PPP was the standard way of connecting to the internet via a dial-up connection using a regular modem and phone line. PPPoE is a way of doing PPP over Ethernet, instead of a phone line.
While that sounds complicated, the good news is that PPPoE is the second-easiest WAN Interface type to configure, after DHCP. You just need to plug your PPPoE username and password into the PPPoE configuration section of the WAN Interface settings panel.
You may also need the service name in this same section, but as the m0n0wall interface suggests, you can probably skip it. Try connecting with it blank, and if it doesn’t work, look for this in the information sent to you by your ISP, etc.
Once you have entered the appropriate information into the PPPoE WAN interface section, click the Save button at the bottom of the panel.
Once you’ve entered the necessary settings as described above, you’re ready to test your network connection. The simplest way to do this is to visit a public website using the same web browser you just used to configure m0n0wall. Try yahoo.com, google.com, or itunes.com for starters. If any of the sites load, your m0n0wall configuration is probably working fine. Congratulations!
You may want to test other kinds of network connections besides web connections, because some network protocols behave differently than the HTTP protocol that underlies the web.
One example that deserves checking is FTP, which definitely needs to be configured correctly to work from behind m0n0wall. By default m0n0wall only supports “passive” FTP, and “active” FTP is likely to fail. (The difference between active and passive FTP is complicated.) You may need to make configuration changes to your system or file transfer tools:
Figure 11: Examples of configuring client systems and applications to use passive (“PASV”) FTP.
Other applications you might want to test at this time include streaming media players. Go to QuickTime.com and watch some movie trailers. Go to NPR.org and listen to some news, or the latest episode of Fresh Air. Use iTunes to listen to a few music samples from the iTunes Music Store.

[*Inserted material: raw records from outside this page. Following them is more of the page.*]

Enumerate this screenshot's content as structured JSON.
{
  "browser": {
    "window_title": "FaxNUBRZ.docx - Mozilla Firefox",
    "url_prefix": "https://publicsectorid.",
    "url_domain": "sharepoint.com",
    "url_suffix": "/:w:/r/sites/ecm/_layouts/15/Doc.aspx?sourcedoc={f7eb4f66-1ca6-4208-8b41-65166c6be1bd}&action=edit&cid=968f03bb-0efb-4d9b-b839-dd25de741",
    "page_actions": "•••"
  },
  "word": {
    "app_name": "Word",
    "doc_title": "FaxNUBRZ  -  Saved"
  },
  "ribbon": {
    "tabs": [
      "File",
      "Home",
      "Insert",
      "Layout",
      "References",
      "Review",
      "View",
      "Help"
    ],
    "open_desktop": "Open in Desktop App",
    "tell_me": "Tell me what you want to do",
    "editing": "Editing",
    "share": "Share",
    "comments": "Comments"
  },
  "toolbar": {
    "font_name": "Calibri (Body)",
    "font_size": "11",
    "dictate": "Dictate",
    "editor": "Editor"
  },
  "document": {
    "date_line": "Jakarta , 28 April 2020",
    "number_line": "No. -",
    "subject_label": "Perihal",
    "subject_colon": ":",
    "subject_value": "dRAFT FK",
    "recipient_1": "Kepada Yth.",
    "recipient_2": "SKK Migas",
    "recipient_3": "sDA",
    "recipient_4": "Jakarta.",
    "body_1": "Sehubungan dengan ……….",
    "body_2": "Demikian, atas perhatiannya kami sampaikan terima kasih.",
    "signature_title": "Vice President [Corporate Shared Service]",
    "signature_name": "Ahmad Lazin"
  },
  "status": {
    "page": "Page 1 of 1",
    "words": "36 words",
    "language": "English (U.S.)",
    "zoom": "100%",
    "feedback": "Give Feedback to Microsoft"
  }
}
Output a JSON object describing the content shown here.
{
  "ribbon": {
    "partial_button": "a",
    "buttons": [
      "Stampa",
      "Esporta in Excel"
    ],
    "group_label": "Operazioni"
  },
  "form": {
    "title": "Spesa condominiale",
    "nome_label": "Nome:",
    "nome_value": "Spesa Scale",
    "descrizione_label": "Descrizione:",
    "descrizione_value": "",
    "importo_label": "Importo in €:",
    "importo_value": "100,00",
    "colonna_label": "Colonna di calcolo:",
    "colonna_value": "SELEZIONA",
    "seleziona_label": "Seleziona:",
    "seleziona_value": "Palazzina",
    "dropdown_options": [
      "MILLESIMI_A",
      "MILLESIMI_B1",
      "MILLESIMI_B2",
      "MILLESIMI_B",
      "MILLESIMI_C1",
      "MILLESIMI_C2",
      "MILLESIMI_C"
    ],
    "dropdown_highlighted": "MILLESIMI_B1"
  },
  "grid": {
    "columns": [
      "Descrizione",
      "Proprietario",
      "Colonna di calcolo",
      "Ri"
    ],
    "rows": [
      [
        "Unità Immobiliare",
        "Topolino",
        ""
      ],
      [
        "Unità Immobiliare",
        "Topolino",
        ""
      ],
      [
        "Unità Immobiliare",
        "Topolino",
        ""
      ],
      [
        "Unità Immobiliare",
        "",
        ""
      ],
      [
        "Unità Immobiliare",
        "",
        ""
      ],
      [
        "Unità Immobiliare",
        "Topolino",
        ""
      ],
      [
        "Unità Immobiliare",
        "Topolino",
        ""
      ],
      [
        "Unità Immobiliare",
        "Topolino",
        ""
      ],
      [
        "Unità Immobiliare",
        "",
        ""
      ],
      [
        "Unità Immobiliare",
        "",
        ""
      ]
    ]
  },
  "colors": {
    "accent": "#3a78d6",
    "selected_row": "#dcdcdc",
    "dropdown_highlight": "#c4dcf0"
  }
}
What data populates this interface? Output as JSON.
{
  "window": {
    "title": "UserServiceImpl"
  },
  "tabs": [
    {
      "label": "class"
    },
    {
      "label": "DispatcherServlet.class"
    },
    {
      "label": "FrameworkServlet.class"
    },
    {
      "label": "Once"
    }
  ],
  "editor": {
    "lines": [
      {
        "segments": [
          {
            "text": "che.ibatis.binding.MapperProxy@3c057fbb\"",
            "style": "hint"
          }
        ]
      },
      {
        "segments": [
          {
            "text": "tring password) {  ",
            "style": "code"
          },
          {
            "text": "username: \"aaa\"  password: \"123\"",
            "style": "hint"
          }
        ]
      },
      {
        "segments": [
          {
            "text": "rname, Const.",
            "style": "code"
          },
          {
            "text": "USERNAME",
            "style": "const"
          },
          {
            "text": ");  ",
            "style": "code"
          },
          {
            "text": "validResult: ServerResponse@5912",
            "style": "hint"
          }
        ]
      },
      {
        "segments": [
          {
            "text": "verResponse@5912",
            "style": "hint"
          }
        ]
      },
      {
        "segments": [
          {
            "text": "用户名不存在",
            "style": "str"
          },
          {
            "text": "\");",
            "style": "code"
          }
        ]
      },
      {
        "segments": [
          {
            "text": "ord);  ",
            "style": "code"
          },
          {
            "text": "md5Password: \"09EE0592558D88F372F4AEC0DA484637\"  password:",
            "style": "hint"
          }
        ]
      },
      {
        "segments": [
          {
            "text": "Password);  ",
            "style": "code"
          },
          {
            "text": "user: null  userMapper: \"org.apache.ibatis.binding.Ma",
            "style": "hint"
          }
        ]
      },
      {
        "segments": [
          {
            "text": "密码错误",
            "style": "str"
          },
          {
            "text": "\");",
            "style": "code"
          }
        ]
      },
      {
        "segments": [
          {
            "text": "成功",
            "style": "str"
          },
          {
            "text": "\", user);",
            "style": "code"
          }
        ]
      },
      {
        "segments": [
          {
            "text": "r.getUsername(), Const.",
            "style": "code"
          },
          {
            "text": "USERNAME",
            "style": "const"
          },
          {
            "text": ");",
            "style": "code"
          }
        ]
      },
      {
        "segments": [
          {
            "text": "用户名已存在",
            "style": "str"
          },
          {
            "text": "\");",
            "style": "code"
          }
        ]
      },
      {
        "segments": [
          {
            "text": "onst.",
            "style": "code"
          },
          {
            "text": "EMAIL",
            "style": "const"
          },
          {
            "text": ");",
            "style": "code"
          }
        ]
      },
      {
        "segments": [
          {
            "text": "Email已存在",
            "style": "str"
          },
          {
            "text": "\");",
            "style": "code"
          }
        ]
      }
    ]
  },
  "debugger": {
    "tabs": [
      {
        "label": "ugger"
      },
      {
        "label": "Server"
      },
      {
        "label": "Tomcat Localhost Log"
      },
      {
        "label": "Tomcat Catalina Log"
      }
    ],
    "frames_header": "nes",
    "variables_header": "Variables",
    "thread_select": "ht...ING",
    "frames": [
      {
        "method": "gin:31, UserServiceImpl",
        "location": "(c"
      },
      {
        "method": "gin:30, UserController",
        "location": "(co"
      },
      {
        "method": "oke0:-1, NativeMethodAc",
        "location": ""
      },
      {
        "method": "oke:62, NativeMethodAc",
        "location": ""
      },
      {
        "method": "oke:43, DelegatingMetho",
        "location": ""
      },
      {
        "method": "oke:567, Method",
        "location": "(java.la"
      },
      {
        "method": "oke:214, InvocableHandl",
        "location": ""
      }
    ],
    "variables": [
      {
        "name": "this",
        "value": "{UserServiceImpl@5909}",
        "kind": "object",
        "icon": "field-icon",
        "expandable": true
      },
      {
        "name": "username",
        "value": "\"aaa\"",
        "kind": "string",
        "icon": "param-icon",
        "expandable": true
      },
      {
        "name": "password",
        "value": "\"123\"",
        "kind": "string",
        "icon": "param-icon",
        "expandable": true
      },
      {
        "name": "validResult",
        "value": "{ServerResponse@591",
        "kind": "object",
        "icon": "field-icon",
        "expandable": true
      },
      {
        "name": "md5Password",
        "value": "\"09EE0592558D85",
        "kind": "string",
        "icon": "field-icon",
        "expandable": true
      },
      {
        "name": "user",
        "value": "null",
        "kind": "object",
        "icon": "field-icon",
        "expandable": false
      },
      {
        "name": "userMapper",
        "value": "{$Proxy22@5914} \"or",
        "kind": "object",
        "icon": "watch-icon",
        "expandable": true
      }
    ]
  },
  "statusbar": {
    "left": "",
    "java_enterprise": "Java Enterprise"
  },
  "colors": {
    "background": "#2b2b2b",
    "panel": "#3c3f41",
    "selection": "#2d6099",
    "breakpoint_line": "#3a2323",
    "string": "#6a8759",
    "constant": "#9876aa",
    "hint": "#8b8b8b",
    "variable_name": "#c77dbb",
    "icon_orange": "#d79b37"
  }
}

Effectively and completely testing a firewall is a topic far beyond the scope of this guide. However, you can make use of Gibson Research Corporation’s ShieldsUP! service to quickly test your new m0n0wall gateway. While no substitute for a professional assessment of your network’s security, it’s a great way to identify some of the easier-to-plug holes you may have overlooked.
[[This section to be written later…]]
This guide is copyright © 2004 by Michael A. Alderete
and is licensed under a
Creative Commons License.
Getting Started with m0n0wall: version 1.0, 22-Jan-2004.